Emerging Stocks Slump for Ninth Day as Petrobras TumblesMatthew Kanterman, Lyubov Pronina and Weiyi Lim
Emerging-market stocks fell for a ninth day, capping the longest slide since 2006, as Petroleo Brasileiro SA joined a slump in energy producers. India’s rupee sank to an eight-week low to lead declines in currencies.
The MSCI Emerging Markets Index dropped 0.2 percent to 991.45. Petrobras, as the Brazilian state-run oil company is known, drove the Ibovespa to the biggest loss among the major equity indexes in the Americas. Indian stocks fell for a sixth day as the rupee weakened before a report that economists forecast will show inflation accelerated last month. The iShares China Large-Cap ETF slipped in New York as a Communist Party meeting failed to unveil detailed policy shifts.
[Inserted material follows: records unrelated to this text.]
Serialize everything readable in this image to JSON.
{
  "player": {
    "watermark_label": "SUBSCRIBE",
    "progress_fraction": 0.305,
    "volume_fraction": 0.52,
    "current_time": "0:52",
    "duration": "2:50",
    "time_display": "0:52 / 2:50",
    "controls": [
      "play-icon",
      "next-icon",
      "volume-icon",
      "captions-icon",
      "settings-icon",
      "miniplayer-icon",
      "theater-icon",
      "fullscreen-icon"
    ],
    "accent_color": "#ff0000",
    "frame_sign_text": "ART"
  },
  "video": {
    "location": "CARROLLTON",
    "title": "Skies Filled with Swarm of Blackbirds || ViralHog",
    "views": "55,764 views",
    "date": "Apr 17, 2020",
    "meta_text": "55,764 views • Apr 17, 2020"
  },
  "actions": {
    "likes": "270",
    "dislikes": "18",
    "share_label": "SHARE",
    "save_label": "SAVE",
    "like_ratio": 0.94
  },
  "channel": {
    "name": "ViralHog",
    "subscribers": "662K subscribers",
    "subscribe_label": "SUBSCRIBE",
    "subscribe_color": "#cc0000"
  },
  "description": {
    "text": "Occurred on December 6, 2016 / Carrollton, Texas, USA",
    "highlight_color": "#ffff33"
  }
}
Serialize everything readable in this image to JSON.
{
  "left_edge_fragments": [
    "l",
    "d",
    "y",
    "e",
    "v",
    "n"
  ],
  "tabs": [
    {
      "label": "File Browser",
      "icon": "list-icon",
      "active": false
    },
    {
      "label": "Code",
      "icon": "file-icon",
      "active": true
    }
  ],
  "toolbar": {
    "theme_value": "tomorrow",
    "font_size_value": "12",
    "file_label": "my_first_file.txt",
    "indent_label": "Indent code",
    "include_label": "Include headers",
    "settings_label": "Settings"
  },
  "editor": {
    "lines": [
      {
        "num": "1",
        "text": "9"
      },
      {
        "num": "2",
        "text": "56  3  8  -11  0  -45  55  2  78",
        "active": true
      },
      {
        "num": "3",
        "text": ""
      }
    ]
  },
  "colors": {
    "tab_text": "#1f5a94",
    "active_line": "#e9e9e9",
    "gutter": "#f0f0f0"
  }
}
Energy shares joined a slump in crude oil amid forecasts that U.S. inventories rose to the most since June. Federal Reserve Bank of Atlanta President Dennis Lockhart told Bloomberg Radio that a reduction in central bank bond purchases “could very well take place” next month. The Federal Open Market Committee at a March 18-19 meeting will probably taper its bond buying to $70 billion, according to the median of 32 economist estimates in a Bloomberg News survey Nov. 8.
“The market is feeling vulnerable towards a taper, not if, but when,” Quincy Krosby, a market strategist for Newark, New Jersey-based Prudential Financial Inc., which oversees more than $1 trillion of assets, said in a telephone interview today. “That when could be sooner than consensus estimates, even though March is the consensus.”
Eight of 10 groups in the MSCI Emerging Markets Index dropped today, led by commodity shares. The broad measure trades at 10.6 times projected earnings, compared with the valuation of 14.3 for the MSCI World Index.
The iShares MSCI Emerging Markets Index exchange-traded fund declined 0.5 percent to $40.73. The Chicago Board Options Exchange Emerging Markets ETF Volatility Index, a measure of options prices on the fund and expectations of price swings, retreated 0.1 percent to 23.45.
Brazil’s Ibovespa retreated 1.6 percent as Petrobras dropped to the lowest level since Oct. 25. Banco do Brasil SA tumbled after cutting its estimate for interest earnings. OSX Brasil SA, the shipbuilding and oil services company controlled by former billionaire Eike Batista, surged after saying it would seek to sell assets under bankruptcy protection.
Russian stocks increased the most in three weeks as OAO Sberbank, the nation’s biggest lender, rallied on plans to double profit in the next five years. OAO Gazprom climbed from a one-month low as JPMorgan Chase & Co. raised Russia’s natural gas export monopoly to the equivalent of buy, citing prospects for a Chinese deal and dividends.
India’s S&P BSE Sensex lost 1 percent as Tata Motors Ltd., owner of Jaguar Land Rover, declined to a one-month low. ICICI Bank Ltd. fell 2.4 percent. The rupee retreated 0.7 percent to 63.6950 per dollar, the weakest level since Sept. 10.
China’s stocks rose the most in almost two weeks, led by consumer staples and financial shares, before the conclusion of a four-day Communist Party meeting. Kweichow Moutai Co., China’s biggest liquor maker, climbed 3.8 percent after it announced plans to buy property in France to expand its business. Cosco Shipping Co. paced gains for shippers.
The iShares China Large-Cap ETF, the largest Chinese exchange-traded fund in the U.S., slipped 0.9 percent to $36.90. China elevated the role of markets in the nation’s economic strategy while stopping short for now of unveiling detailed policy shifts, after President Xi Jinping oversaw a gathering of Communist Party leaders in Beijing.
The premium investors demand to own emerging-market debt over U.S. Treasuries rose four basis points, or 0.04 percentage point, to 330 basis points, according to JPMorgan Chase & Co.